Gustave Baugrand (1826-1870) formed a partnership with Paul Marret in 1852 and continued to run the firm with his widow from 1853 onwards, taking it over in 1864. Marret et Baugrand’s reputation for fine gem-set jewellery earned them their first commission for a diamond-set comb from the Empress Eugénie, and Baugrand continued to supply the Imperial court with his sophisticated and inventive pieces.
French interest in Egypt, already stirred by the Napoleonic campaigns of 1798, was renewed by the excavations conducted by Auguste Mariette in the early1860’s which resulted in several hundreds of crates of Egyptian artifacts arriving at the Louvre, and by the construction of the Suez Canal during the same decade. Lotus flower and pharaonic motifs were much in evidence in the jewellery displayed at the 1867 Exposiition Universelle, and Baugrand’s stand was dominated by a tall statue of Isis.

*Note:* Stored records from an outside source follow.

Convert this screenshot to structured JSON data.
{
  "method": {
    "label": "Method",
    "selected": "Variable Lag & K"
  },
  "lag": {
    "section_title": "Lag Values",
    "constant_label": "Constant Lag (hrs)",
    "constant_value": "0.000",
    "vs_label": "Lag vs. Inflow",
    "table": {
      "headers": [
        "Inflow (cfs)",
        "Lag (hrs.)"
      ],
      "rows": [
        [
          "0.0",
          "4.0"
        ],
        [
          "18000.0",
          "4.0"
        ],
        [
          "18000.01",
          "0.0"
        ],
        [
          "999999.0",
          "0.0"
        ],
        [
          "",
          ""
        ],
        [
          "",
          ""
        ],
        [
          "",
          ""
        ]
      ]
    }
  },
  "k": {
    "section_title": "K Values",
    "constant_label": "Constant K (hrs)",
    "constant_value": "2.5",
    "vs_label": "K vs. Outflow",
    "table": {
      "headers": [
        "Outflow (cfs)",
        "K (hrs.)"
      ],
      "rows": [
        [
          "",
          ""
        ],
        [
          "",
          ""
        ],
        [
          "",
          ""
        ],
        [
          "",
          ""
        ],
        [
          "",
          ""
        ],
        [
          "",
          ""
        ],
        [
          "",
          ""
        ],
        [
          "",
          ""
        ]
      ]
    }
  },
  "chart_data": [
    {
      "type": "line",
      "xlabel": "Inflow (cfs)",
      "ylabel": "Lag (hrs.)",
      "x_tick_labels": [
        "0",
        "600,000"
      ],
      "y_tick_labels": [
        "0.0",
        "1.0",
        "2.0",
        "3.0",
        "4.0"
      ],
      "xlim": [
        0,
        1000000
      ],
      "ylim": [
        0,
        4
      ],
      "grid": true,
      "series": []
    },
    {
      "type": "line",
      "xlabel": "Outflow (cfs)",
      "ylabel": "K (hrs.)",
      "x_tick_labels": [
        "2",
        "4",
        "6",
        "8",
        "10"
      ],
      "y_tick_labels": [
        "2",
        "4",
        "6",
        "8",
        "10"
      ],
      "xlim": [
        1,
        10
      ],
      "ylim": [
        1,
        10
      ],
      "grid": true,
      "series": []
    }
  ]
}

A number of pieces in the Egyptian taste were featured in his display including a similar brooch to this example, surmounted and suspended with a pearl, illustrated in Henri Vever, La Bijouterie Française au XIX e Siècle, Vol. II p. 276 (Translated edition p. 740). Baugrand, whose remarkable contribution to the Exposition Universelle earned him the Légion d’Honneur, died at the untimely age of 44 during the Paris siege. He was acknowledged by Henri Vever as ‘the Boucheron of his time’.